The Zoom tool has an alternate mode called Single Zoom, which returns you to the previously selected tool after a zoom has been performed. For example, when using the Smart Tool you can click the Single Zoom tool, and once the zoom operation has been performed, Pro Tools automatically switches back to the Smart Tool.
The Pencil tool is great for drawing in a variety of information. You can zoom in the audio waveform until you see the waveform as a single line and then you can repair individual clicks — but be aware that this is one of the few things in Pro Tools that is destructive, so always make a duplicate audio file before using the Pencil Tool on audio waveforms. You can also use the Pencil tool to draw in automation data, tempo changes on the tempo track and MIDI data on a MIDI track. The normal Pencil tool defaults to freehand mode, so what you draw is what you get. However, the Pencil tool also offers a range of preset shapes appropriate to the task you’re using it for:

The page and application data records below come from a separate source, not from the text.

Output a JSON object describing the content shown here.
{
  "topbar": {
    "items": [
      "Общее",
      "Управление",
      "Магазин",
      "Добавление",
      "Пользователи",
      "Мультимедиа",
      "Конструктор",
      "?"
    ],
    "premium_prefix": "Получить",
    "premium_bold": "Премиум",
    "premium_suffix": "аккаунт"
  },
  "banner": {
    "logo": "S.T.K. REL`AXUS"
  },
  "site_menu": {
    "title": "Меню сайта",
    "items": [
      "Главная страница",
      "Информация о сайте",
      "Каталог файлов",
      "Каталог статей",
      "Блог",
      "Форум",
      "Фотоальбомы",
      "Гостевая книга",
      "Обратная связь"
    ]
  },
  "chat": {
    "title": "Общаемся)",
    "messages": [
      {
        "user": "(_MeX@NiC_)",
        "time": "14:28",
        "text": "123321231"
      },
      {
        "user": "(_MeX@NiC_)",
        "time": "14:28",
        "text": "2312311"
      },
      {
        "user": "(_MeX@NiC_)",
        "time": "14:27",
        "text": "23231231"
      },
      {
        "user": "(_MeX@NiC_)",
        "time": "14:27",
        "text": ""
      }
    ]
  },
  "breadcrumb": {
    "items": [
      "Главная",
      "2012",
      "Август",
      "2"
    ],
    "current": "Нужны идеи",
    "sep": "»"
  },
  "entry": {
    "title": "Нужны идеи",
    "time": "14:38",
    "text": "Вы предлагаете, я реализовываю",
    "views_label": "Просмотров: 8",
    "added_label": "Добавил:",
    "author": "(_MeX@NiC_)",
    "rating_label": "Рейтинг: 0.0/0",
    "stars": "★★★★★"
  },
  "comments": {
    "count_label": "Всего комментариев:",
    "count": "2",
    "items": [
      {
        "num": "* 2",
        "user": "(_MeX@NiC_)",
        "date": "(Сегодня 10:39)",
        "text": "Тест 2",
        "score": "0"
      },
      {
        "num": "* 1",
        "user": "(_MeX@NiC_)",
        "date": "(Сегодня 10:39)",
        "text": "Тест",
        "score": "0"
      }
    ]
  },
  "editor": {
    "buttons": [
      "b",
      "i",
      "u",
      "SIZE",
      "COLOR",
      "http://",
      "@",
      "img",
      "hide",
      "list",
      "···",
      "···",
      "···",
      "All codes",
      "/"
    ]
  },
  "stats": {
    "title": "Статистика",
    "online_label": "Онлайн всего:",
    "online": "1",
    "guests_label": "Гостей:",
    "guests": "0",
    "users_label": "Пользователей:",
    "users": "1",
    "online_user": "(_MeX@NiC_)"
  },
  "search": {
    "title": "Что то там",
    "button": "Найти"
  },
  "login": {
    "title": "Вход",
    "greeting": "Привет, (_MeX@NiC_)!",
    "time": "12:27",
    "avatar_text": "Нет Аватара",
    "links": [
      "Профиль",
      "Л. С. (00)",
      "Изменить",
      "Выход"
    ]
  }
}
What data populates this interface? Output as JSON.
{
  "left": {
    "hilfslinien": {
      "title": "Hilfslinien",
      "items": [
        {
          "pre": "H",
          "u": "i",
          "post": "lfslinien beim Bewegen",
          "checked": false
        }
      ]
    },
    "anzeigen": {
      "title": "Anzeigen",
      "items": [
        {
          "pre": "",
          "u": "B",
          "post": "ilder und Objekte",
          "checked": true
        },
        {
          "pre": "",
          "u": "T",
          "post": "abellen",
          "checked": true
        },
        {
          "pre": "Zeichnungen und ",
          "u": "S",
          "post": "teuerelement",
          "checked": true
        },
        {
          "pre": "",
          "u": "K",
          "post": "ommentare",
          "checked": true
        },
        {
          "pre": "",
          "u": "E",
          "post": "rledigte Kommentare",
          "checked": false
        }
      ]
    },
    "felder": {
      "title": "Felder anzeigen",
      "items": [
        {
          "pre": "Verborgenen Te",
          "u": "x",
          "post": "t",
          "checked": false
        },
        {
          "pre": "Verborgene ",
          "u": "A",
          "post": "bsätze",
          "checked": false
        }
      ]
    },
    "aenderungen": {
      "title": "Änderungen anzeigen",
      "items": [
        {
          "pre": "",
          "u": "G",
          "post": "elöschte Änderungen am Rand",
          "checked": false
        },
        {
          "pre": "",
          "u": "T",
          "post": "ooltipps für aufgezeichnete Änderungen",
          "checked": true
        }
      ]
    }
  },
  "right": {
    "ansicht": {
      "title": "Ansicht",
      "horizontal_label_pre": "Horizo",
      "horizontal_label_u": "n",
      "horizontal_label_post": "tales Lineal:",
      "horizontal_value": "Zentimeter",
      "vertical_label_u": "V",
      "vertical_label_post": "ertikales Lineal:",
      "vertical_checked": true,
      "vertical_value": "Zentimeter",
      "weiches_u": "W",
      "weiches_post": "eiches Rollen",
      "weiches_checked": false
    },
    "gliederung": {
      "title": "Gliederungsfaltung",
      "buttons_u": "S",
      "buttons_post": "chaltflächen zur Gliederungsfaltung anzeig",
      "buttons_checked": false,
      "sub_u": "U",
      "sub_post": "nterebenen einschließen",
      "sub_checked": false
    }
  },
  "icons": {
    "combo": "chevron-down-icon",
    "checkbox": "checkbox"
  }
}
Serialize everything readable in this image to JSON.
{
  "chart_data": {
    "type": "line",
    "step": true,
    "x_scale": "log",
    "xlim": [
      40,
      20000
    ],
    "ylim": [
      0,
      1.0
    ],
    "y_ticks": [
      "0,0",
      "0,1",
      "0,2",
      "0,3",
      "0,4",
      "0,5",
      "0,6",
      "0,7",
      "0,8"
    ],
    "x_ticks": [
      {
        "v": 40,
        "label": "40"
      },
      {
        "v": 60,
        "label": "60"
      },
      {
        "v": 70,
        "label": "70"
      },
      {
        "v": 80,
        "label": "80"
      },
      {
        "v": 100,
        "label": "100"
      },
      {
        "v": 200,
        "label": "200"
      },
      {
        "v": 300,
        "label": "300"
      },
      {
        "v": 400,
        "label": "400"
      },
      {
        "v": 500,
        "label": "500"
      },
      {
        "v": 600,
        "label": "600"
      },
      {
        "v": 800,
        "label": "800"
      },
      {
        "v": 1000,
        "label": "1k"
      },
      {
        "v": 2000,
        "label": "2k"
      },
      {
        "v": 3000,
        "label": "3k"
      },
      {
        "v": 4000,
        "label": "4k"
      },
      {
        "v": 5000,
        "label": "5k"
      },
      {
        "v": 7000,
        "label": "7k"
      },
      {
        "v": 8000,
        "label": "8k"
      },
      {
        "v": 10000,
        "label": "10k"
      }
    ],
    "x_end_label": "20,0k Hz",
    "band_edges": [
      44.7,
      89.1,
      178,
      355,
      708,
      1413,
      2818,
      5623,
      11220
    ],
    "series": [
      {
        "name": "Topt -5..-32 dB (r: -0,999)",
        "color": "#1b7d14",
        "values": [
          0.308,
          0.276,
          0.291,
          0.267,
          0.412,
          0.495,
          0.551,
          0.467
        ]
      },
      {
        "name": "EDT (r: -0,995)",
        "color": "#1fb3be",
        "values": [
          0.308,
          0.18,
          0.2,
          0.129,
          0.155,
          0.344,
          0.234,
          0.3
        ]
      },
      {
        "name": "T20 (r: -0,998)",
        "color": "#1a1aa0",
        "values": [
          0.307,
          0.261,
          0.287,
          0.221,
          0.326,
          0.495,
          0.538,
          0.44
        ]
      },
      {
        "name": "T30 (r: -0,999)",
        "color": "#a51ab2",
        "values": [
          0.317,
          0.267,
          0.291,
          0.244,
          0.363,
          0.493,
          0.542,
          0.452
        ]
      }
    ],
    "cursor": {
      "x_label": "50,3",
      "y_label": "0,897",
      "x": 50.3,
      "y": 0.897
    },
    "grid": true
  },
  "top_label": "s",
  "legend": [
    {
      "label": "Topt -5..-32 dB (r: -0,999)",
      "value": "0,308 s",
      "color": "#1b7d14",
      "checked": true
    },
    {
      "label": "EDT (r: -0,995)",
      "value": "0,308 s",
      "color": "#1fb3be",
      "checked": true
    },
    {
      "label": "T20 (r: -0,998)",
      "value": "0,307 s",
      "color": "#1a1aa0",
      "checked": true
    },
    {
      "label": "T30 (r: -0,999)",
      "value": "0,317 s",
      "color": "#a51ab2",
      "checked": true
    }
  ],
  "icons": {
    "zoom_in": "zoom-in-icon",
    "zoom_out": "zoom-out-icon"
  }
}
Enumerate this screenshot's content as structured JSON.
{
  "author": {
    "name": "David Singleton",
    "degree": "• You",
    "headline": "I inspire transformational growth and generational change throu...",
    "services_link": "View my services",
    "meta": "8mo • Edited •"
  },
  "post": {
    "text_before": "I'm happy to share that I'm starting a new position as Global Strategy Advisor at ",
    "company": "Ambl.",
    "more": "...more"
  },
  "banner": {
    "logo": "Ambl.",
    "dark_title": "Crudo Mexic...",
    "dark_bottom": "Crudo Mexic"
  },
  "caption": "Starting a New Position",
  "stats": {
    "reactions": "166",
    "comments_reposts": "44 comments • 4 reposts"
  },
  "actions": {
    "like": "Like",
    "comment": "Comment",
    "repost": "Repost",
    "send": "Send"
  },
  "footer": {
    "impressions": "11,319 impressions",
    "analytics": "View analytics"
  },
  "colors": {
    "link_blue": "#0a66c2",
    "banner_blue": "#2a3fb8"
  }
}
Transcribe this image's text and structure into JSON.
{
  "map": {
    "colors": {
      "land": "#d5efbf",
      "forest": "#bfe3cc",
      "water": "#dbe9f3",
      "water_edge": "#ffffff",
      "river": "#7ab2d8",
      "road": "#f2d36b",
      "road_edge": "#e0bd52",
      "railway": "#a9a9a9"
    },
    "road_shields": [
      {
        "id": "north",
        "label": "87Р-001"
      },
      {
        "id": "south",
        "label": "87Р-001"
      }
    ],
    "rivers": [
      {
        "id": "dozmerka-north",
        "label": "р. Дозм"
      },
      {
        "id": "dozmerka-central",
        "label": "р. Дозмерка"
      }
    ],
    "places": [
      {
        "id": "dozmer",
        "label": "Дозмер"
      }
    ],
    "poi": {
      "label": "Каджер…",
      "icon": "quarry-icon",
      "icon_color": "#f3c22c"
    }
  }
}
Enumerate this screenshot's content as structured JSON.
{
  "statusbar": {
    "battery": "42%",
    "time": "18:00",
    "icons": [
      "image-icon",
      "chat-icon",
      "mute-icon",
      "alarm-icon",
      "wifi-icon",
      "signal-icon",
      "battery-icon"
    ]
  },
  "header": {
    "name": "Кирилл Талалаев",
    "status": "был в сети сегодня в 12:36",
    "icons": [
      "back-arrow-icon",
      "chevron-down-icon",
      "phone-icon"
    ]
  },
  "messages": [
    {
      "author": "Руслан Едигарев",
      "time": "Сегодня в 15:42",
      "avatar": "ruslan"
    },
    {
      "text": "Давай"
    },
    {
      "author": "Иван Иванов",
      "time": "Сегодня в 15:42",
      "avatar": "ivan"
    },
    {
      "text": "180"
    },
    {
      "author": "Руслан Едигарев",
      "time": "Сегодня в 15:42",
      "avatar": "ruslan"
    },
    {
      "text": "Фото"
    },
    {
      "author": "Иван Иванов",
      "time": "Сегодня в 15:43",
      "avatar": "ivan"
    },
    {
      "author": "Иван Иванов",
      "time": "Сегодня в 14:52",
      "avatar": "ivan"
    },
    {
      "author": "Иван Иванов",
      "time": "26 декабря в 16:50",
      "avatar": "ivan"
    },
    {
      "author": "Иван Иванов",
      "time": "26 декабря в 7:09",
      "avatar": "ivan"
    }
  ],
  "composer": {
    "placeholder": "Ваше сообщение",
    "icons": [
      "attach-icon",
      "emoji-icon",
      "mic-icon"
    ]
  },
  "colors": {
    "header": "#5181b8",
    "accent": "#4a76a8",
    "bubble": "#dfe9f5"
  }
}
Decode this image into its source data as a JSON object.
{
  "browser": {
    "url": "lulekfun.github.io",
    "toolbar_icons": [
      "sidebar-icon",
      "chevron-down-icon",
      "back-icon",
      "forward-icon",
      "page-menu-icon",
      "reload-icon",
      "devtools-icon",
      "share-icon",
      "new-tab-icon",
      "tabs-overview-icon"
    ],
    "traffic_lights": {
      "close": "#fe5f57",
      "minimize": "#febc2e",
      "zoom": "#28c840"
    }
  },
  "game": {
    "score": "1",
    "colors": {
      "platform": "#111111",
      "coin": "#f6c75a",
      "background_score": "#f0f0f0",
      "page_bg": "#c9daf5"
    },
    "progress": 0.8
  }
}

- The Line shape draws in a straight line from click to release. On audio tracks, the line has a single breakpoint at both ends. On MIDI tracks, the controller value changes in steps according to the resolution setting in the MIDI Preferences page. Tempo values change in steps according to the Tempo Edit Density and Resolution.
- The Parabolic shape draws the best possible curve to fit your freehand drawing. The shape is reproduced as a series of steps according to the Tempo Edit Density setting. Note that the Parabolic curve isn’t available when drawing automation.
- The S–Curve shape draws a best possible fit of an S–Curve to your freehand drawing. The shape is reproduced as a series of steps according to the Tempo Edit Density setting. Again, S–Curve isn’t available when drawing automation.
- Triangle draws a sawtooth pattern that repeats at a rate based on the current Grid value. On audio tracks, the pattern has a single breakpoint at each extreme. On MIDI tracks, the controller value changes in steps according to the resolution setting in the MIDI Preferences page.
- Square draws a square pattern that repeats at a rate based on the current Grid value.
- Random draws a random pattern of levels that change at a rate based on the current Grid value.
With Triangle, Square and Random, the amplitude is controlled by vertical movement of the Pencil tool. Note that Triangle, Square and Random aren’t available when drawing tempo changes.